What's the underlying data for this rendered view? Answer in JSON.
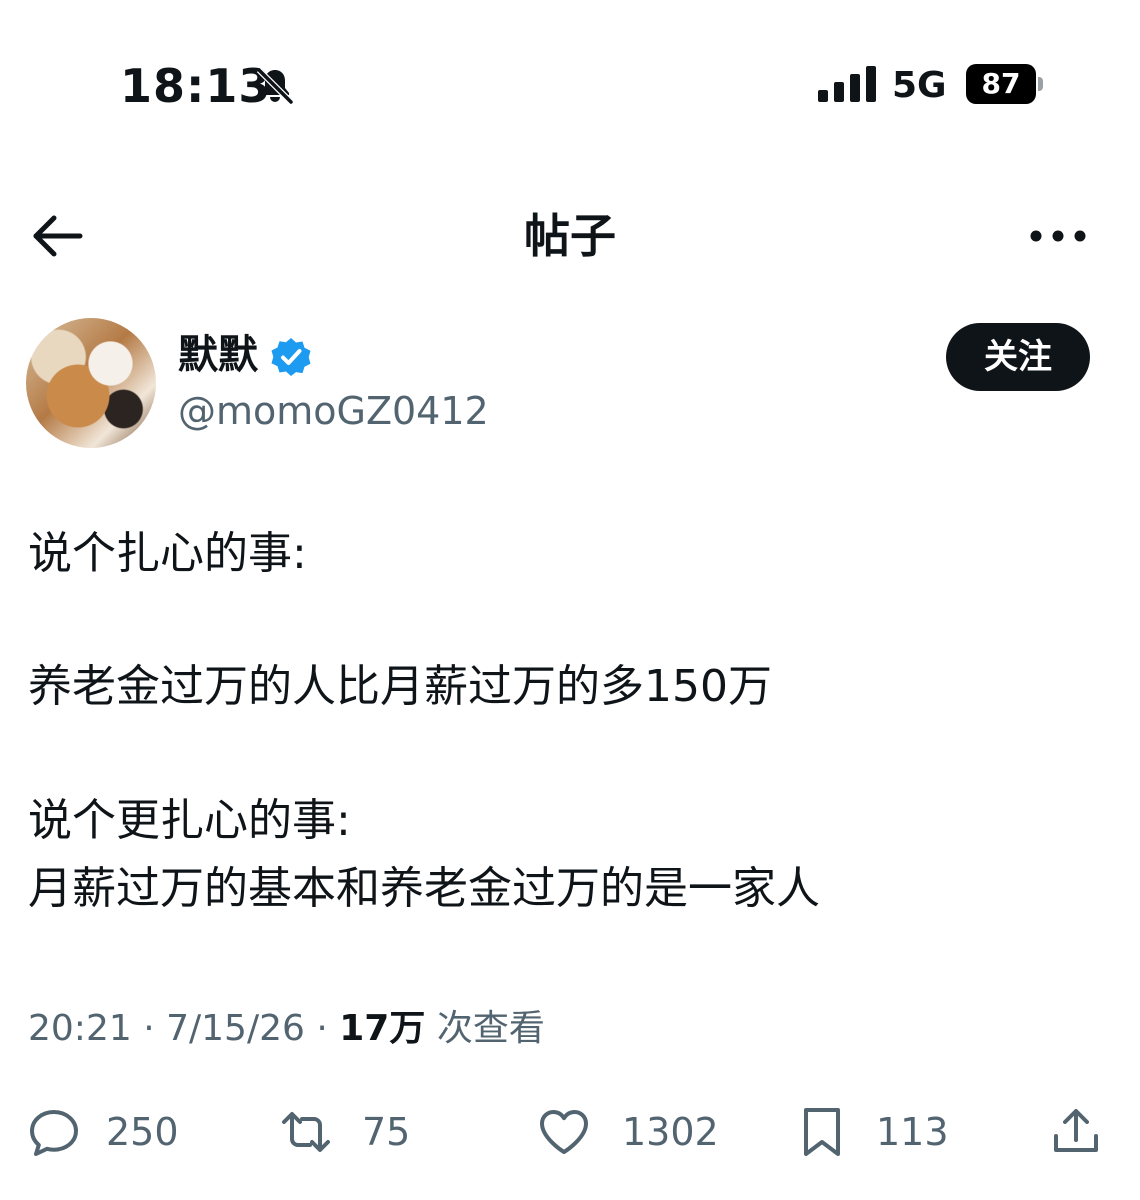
{
  "status_bar": {
    "time": "18:13",
    "network": "5G",
    "battery": "87",
    "icons": [
      "bell-slash-icon",
      "signal-bars-icon",
      "battery-icon"
    ]
  },
  "header": {
    "title": "帖子",
    "icons": [
      "back-arrow-icon",
      "more-options-icon"
    ]
  },
  "author": {
    "name": "默默",
    "handle": "@momoGZ0412",
    "verified_icon": "verified-badge-icon",
    "verified_color": "#1d9bf0",
    "follow_label": "关注"
  },
  "post": {
    "lines": [
      "说个扎心的事:",
      "养老金过万的人比月薪过万的多150万",
      "说个更扎心的事:",
      "月薪过万的基本和养老金过万的是一家人"
    ]
  },
  "meta": {
    "time": "20:21",
    "sep1": "·",
    "date": "7/15/26",
    "sep2": "·",
    "views_count": "17万",
    "views_label": "次查看"
  },
  "actions": {
    "reply": {
      "icon": "reply-icon",
      "count": "250"
    },
    "repost": {
      "icon": "repost-icon",
      "count": "75"
    },
    "like": {
      "icon": "heart-icon",
      "count": "1302"
    },
    "bookmark": {
      "icon": "bookmark-icon",
      "count": "113"
    },
    "share": {
      "icon": "share-icon"
    }
  }
}
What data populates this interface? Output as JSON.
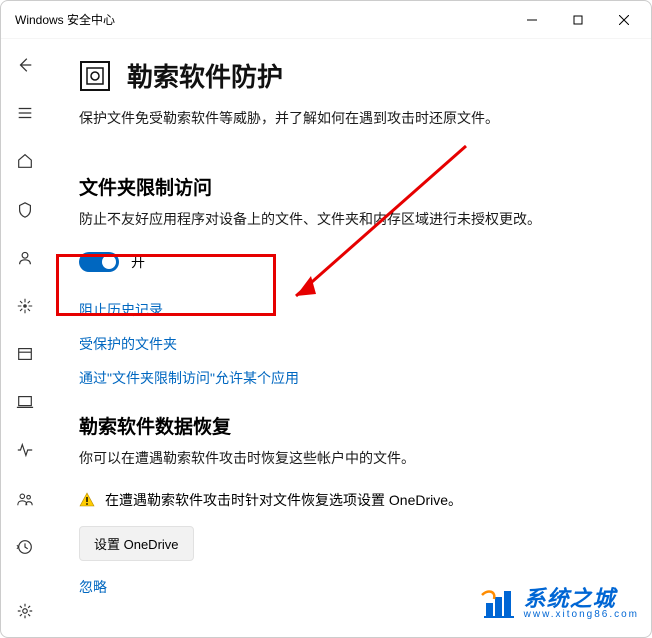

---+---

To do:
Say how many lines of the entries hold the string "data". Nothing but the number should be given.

Finished exercise:
2